Being a toddler has is it's advantages for this momma! As you know I am fully capable of managing a toddler in a much more civilized manner (most of the time) than I am a baby. So I am still very glad that she is now bigger and, should I say "wiser?"
1) Potty training: This has been a struggle for most of us involved. Surinne is still scared of most potty's and sometimes even the one at home...but is out of diapers during the day (thank goodness!) and working on being sure she goes right away when she feels the need. She has resorted to telling anyone in the house "good job!" after they use the potty. So if you happen to be the unsuspecting subject of her pleasure you will at least get a good laugh!
2) Clothing and Cleaning: Love having Surinne pick her own clothes! Being an OT has it's benefits in that supporting the child building their own independence comes pretty naturally for me. Empowerment comes with choice..."Surinne, do you want this red shirt or this blue shirt?" is an easy example. This also applies for me in the daily struggle to clean and keep my floor somewhat visible beneath the mountainous pile of toys. "Surinne, you have to clean up one of these. Do you want to keep your blocks out, or your puzzle?" She chose, then we cleaned up the one she didn't want readily while we sang. I figure at least it's a start!
3) Helping: Surinne loves to help! (Thank God!) She understands that when I say we are going to make pancakes/cookies/even wash dishes she will need her stool. She loves to measure and dump ingredients (everywhere but the bowl), scrub cups (spill water all over the counter), and even "mix, mix" the batter/dough (splashing everywhere)!

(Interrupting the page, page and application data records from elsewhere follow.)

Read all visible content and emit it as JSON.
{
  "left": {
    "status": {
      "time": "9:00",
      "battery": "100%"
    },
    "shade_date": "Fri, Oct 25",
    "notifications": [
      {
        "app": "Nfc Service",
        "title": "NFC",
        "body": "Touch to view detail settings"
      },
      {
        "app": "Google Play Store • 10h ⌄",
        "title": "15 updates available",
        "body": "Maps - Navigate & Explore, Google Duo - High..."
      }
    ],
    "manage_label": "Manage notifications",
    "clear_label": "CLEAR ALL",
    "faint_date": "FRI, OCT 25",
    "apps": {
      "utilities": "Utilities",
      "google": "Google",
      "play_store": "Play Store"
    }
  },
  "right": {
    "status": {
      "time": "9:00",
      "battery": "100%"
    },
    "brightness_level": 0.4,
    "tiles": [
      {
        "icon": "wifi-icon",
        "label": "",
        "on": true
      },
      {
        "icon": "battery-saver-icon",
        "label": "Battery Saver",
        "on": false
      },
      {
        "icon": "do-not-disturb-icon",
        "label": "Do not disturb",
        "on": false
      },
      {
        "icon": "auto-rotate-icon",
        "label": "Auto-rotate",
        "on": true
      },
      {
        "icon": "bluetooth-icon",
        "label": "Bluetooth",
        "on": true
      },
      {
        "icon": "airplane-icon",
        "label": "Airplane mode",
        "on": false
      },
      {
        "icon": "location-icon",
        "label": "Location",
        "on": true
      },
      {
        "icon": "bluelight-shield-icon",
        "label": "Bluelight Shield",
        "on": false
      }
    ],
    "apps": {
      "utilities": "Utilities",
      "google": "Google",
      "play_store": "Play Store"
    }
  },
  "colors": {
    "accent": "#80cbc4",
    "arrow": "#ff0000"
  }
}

Mostly though, I think she just likes to lick the beater...
4) The look: I feel like this really is an advantage...You know what I mean. THE. LOOK. The yeah-right-you-are-crazy-mom look!?! Of course this elusive face is yet to be captured by my camera, but trust me, I know it well. Why is this an advantage? Well it makes me check myself! Am I trying to get by with a little white lie, as in "No games on the iPad cause momma lost it?" Or am I trying to trick (oh wait, I mean bribe) Surinne into obeying my commands, "Surinne if you do this, you can have this?" Either way I need to be sure that I am accountable for what I say. This means that no means no. Right away, there is no waiting, no testing. Just say no, correct/take away the item/dangerous thing being put in mouth, and move on.

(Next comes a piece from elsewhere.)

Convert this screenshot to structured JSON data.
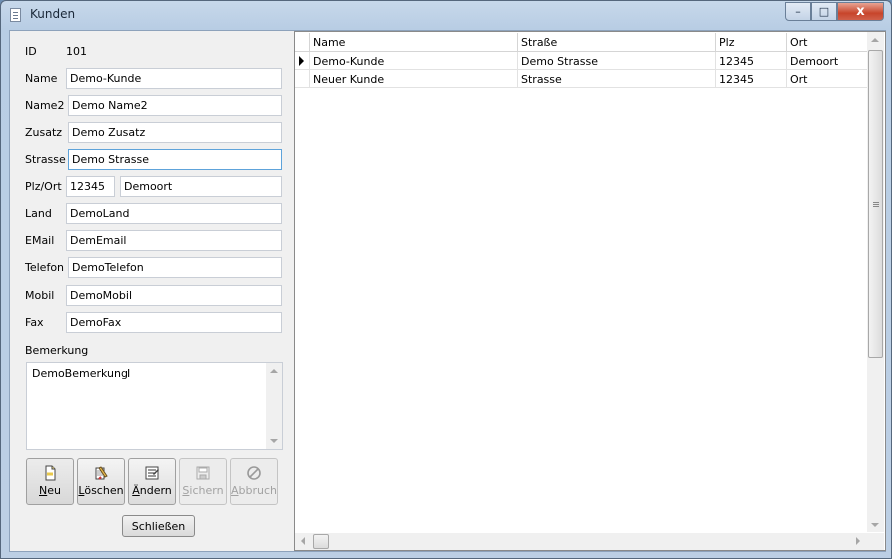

This does remind me of the convo I had with the husband a long time ago. I may have been still pregnant or Surinne may have been just days old. But it basically went like this. "I can take care of a baby, no problem! It's just like training a dog, and I've done that twice!" Lessons learned in dog training gave me methods on redirection, quick corrections, and what Cesar Milan refers to as "calm, submissive." Well in my world the things that worked with my dogs were use of a spray bottle, and a loud secondary noise (usually an old soda can filled with coins/pebbles). As you may suspect we really didn't spray the baby in the face with water (which she actually likes, go figure), and we didn't shake a loud can by her ear.

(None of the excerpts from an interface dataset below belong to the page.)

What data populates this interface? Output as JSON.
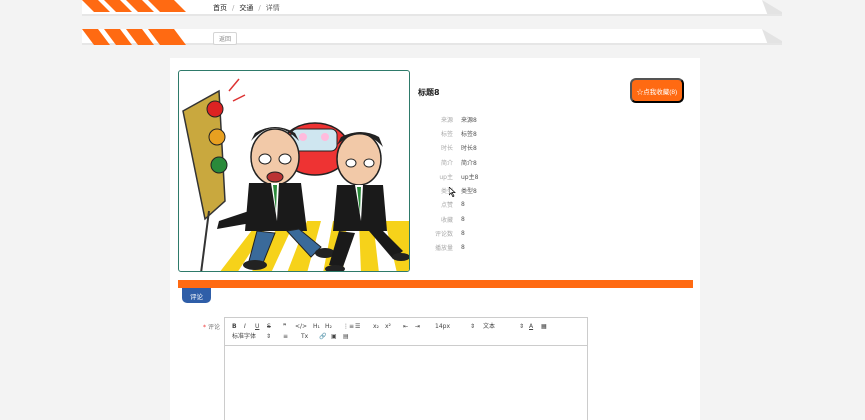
{
  "breadcrumb": {
    "home": "首页",
    "category": "交通",
    "current": "详情"
  },
  "back_label": "返回",
  "item": {
    "title": "标题8",
    "collect_label": "☆点我收藏(8)",
    "fields": [
      {
        "label": "来源",
        "value": "来源8"
      },
      {
        "label": "标签",
        "value": "标签8"
      },
      {
        "label": "时长",
        "value": "时长8"
      },
      {
        "label": "简介",
        "value": "简介8"
      },
      {
        "label": "up主",
        "value": "up主8"
      },
      {
        "label": "类型",
        "value": "类型8"
      },
      {
        "label": "点赞",
        "value": "8"
      },
      {
        "label": "收藏",
        "value": "8"
      },
      {
        "label": "评论数",
        "value": "8"
      },
      {
        "label": "播放量",
        "value": "8"
      }
    ]
  },
  "comment": {
    "tab_label": "评论",
    "field_label": "评论",
    "required_mark": "*"
  },
  "editor_toolbar": {
    "bold": "B",
    "italic": "I",
    "underline": "U",
    "strike": "S",
    "quote": "❞",
    "code": "</>",
    "h1": "H₁",
    "h2": "H₂",
    "ordered_list": "⋮≡",
    "bullet_list": "☰",
    "subscript": "x₂",
    "superscript": "x²",
    "indent_left": "⇤",
    "indent_right": "⇥",
    "font_size": "14px",
    "font_type": "文本",
    "font_color": "A",
    "background_color": "▦",
    "font_family": "标准字体",
    "align": "≡",
    "clear_format": "Tx",
    "link": "🔗",
    "image": "▣",
    "video": "▤"
  },
  "colors": {
    "accent": "#ff6a12",
    "tab": "#2f5ea8"
  }
}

But being accountable and following through with what I say has been difficult. We are learning slowly as Surinne has finally remembered the "no hitting" rule yesterday by verbally recalling why she spent time alone in her room. It's progress.
She really is just a goofs! What lessons have you learned from your toddler/baby? I'd love to hear about them.